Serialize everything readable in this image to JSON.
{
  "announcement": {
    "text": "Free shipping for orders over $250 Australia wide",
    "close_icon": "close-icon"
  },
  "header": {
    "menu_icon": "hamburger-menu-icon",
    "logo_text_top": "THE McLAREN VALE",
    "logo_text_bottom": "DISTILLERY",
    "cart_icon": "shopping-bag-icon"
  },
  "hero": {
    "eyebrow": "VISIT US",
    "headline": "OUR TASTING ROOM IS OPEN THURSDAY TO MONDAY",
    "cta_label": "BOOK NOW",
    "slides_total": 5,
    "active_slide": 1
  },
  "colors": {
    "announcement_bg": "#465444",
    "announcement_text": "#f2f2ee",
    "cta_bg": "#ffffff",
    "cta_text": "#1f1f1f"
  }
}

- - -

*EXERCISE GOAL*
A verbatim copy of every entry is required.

*OUTPUT BELOW*
Serialize everything readable in this image to JSON.
{
  "announcement": {
    "text": "Free shipping for orders over $250 Australia wide",
    "close_icon": "close-icon"
  },
  "header": {
    "menu_icon": "hamburger-menu-icon",
    "logo_text_top": "THE McLAREN VALE",
    "logo_text_bottom": "DISTILLERY",
    "cart_icon": "shopping-bag-icon"
  },
  "hero": {
    "eyebrow": "VISIT US",
    "headline": "OUR TASTING ROOM IS OPEN THURSDAY TO MONDAY",
    "cta_label": "BOOK NOW",
    "slides_total": 5,
    "active_slide": 1
  },
  "colors": {
    "announcement_bg": "#465444",
    "announcement_text": "#f2f2ee",
    "cta_bg": "#ffffff",
    "cta_text": "#1f1f1f"
  }
}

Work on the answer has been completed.